It made me realise I had spiraled back around to some of the negative mindsets I had managed to leave behind a few years ago. I was constantly telling myself I was fat and stupid, and had ruined all the hard work I had put in. I honestly believed I was a rapidly atrophying lump who was barely capable of moving any more.
(yes I know I was moving and actually proving myself wrong, but I couldn’t see it!)
I am just starting week three of the project and I thought it was a good time to share some things I have realised (or remembered)
Regaining a positive mindset has to be active.
You can’t just continue telling yourself how stupid you are, how badly you are messing everything up and how broken you are and expect to wake up one day and not believe yourself. You have to challenge those thoughts when they arrive and actively remember to tell yourself positive things instead. Speak to yourself the same way you would speak to other people. I would never tell someone else they were stupid for eating chocolate, I would never believe it of someone else so why is it ok for me to say it and believe it about me?
One bad food choice is not a reason to sit in a puddle of guilt and definitely shouldn’t effect the next food choice.
There is no way in the world that anyone can make perfect, nutritionally wonderful food choices all the time. I make more than my fair share of terrible ones at times, but I had got into the habit of letting the choices I was making dictate my mood. My mood in turn dictated my food choices and there I was bang in the middle of a comfort eating cycle.

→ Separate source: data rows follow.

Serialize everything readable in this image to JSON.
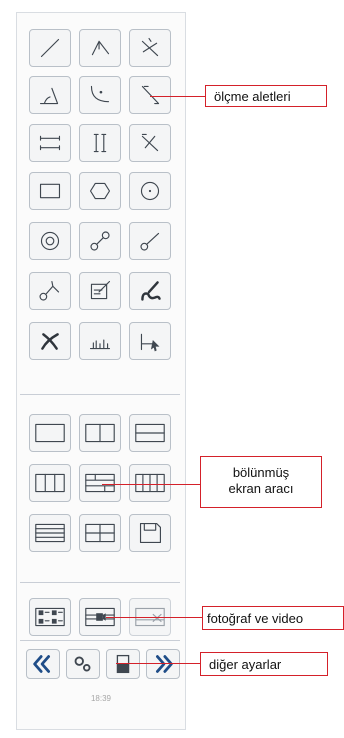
{
  "measurement_tools": {
    "callout": "ölçme aletleri",
    "icons": [
      "line-icon",
      "angle-bisector-icon",
      "crossing-lines-icon",
      "angle-measure-icon",
      "curve-measure-icon",
      "diagonal-line-icon",
      "parallel-horizontal-icon",
      "parallel-vertical-icon",
      "diagonal-lines-icon",
      "rectangle-icon",
      "hexagon-icon",
      "circle-icon",
      "concentric-circles-icon",
      "two-circle-link-icon",
      "circle-line-icon",
      "point-branch-icon",
      "edit-icon",
      "signature-icon",
      "cross-tool-icon",
      "histogram-icon",
      "cursor-axis-icon"
    ]
  },
  "split_screen_tool": {
    "callout_line1": "bölünmüş",
    "callout_line2": "ekran aracı",
    "layouts": [
      "single",
      "two-columns",
      "two-rows",
      "three-columns",
      "grid-rows",
      "four-columns",
      "four-rows",
      "four-panes",
      "save"
    ]
  },
  "photo_video": {
    "callout": "fotoğraf ve video"
  },
  "other_settings": {
    "callout": "diğer ayarlar"
  },
  "status": {
    "time": "18:39"
  }
}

It is important to (attempt to) disassociate food from mood. An unhealthy breakfast or lunch doesn’t mean all the food that day should be unhealthy. An unhealthy meal does not mean you have to feel miserable and guilty, one bad choice will not ruin everything. Just move on and make a different choice next time 🙂 It is important to actually make choices too, each meal/snack should be considered and eaten consciously rather than absent mindedly scoffed without appreciating it or even noticing! Doing this makes you realise why you are really eating and makes healthy choices easier to make!
Trust that you can have one biscuit without eating the whole packet. It is a choice not a reflex. If you don’t trust in your own ability to control the biscuit eating impulse or the snacking impulse then you will never actually control it. I have to trust myself to make good decisions most of the time. Not trusting myself leads to restrictions and that leads to bad eating patterns!
Its not just food either, I have realised I have lost the trust in my body I used to have. When faced with a new exercise or movement my first reaction is doubt. I need to relearn to trust that I can move!
Trust and believe in yourself. (thanks Shaun T)
I am the only person who can make a change in my own behaviour and I am perfectly capable of doing it. What is more, I am already a person worth believing in. I am strong and capable and my eating habits do not define me! That seems like an odd thing to say, but I had forgotten that somewhere along the line. I post about being unstoppable…It is time to believe my own hype!